Following the military offensive, around 100,000 people were killed and hundreds of thousands more were internally displaced.
To this day, the Nuba people are spread across the country. Being ethnically diverse, speaking different languages, and no longer living in the region that they originate from, they feel a sense of collective identity through engaging in similar cultural practices. Nuba wrestling, for example, is practiced by almost every Nubian tribe.
They have been practicing wrestling for centuries, and, although now modernised, the sport remains an integral part of their culture.
Historically, Nuba wrestlers would fight naked, covered in ash. Now, men wear shorts and t-shirts but they still spread white ash and sand over their bodies. Often, they also attach tribal-inspired elements to their uniforms.
In an urban environment, athletes come from sports clubs but, in the past, they would be the strongest men representing different villages so winning was associated with bringing honour to their community.
Each sports club has its own style so the combat can be fast-paced, hectic, unorganised, but can also be slow and rhythmic, depending on competing opponents.
Being a mixture of sport and dance, this captivating performance gives the audience an insight into the intriguing world of tribal rituals.
Wrestlers compete in the ring which is covered with sand rather than mats. To win, they need to drop their opponent to the ground until the referee calls the end of the match.
Each wrestler has unique moves they show to demonstrate their superiority and readiness to compete. Before each round a wrestler chooses their opponent, points at them, and does a short dance indicating that they are challenging them to fight.
Khartoum's stadium is a space for Nuba people to connect with their culture and revive their community spirit. When the round is concluded, the audience cheers and sings while wrestlers perform dances of triumph, showing off their strength and ability.
At the end of the round spectators and congratulate the athletes by placing money on their foreheads. For young Nuba men, wrestling can be the opportunity to get out of poverty and change their social status.
After each round, the winner is carried around the ring by a member of their sports club. Apart from gaining prestige within their local community, some may gain national or international fame.
Throughout the years, Nuba wrestling has taken on another form and has found a new home, in a stadium rather than among nature in rural settings. But, the practices of the Nuba people today still resembled the ancient wrestling traditions and matches are the chance for the displaced Nuba to come together.
By continuing to engage in Nuba wrestling, the Nuba people pay tribute to their cultural heritage. As wrestling is the key event driving integration and strengthening their sense of collective identity, it plays a key role in preventing Nuba culture from disappearing.

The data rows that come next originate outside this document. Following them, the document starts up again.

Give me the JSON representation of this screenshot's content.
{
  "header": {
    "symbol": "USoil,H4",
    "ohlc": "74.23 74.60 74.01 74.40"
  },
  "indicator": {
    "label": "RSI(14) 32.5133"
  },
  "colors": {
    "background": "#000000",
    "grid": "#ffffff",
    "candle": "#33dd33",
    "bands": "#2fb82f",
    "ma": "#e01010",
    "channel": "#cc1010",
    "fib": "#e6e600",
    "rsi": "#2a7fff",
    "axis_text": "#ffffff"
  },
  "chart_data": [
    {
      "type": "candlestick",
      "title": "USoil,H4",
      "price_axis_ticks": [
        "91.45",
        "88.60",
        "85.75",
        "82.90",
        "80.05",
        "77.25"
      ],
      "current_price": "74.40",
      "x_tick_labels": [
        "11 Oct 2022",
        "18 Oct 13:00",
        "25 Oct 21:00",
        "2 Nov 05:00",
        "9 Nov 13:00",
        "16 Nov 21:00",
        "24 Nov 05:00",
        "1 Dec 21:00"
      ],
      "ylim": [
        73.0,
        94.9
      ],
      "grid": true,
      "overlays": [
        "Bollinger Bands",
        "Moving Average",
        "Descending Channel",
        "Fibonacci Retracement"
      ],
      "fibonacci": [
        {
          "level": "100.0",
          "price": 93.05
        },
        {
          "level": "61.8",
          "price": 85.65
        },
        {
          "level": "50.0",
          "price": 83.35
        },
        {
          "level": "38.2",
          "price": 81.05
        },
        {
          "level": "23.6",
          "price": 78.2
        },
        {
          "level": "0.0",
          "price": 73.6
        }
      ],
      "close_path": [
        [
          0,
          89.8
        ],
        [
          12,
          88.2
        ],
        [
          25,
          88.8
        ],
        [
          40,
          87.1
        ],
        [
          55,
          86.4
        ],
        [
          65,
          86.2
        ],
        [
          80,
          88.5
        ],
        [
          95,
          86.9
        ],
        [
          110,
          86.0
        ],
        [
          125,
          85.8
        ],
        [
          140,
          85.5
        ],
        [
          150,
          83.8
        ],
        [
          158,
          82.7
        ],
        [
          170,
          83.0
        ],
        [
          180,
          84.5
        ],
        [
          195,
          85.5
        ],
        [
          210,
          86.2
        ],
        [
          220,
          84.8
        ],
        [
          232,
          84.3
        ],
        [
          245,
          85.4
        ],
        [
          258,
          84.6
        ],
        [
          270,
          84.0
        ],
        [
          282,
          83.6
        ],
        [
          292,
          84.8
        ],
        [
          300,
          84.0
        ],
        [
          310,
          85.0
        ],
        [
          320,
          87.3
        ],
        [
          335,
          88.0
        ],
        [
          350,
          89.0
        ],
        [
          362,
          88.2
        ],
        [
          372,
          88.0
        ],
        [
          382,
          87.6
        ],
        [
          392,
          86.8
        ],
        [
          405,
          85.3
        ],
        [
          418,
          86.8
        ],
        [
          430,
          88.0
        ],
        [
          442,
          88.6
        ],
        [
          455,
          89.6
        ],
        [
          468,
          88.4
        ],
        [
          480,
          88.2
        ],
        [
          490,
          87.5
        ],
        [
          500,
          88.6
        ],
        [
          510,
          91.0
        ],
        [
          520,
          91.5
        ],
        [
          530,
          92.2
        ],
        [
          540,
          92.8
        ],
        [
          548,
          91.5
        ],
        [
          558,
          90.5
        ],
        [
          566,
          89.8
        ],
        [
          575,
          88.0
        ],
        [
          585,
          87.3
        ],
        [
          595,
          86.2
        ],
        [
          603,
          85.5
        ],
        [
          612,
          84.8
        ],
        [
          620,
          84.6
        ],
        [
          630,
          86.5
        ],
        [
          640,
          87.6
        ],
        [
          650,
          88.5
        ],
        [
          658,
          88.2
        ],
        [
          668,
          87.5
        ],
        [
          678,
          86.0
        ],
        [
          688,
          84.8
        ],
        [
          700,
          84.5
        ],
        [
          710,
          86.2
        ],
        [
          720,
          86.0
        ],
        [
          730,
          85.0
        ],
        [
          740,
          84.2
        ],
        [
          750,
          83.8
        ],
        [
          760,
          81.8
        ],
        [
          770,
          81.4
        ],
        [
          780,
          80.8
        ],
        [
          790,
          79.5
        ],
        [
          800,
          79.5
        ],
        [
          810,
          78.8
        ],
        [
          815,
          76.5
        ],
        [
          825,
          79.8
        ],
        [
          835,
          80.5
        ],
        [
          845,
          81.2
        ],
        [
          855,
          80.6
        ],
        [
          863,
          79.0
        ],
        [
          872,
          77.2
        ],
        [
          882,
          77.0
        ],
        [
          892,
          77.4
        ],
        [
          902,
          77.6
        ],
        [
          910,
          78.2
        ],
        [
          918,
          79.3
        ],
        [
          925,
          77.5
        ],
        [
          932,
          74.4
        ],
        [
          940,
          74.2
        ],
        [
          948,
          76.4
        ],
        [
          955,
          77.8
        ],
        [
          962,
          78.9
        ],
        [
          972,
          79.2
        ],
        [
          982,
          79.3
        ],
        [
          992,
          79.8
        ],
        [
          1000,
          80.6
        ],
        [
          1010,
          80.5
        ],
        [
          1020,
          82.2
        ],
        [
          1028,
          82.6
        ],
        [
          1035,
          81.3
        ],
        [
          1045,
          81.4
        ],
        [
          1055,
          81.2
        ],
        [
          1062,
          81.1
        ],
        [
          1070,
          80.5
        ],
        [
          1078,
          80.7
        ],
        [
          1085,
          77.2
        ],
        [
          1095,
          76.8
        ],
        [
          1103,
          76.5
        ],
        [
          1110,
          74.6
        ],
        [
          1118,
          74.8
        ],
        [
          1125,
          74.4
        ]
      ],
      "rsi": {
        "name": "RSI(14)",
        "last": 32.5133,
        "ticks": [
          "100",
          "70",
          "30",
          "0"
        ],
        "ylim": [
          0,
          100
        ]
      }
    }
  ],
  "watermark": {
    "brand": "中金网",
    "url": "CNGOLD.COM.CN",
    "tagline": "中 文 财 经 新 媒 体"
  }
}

The views expressed in this article belong to the author and do not necessarily reflect the editorial policy of Middle East Monitor.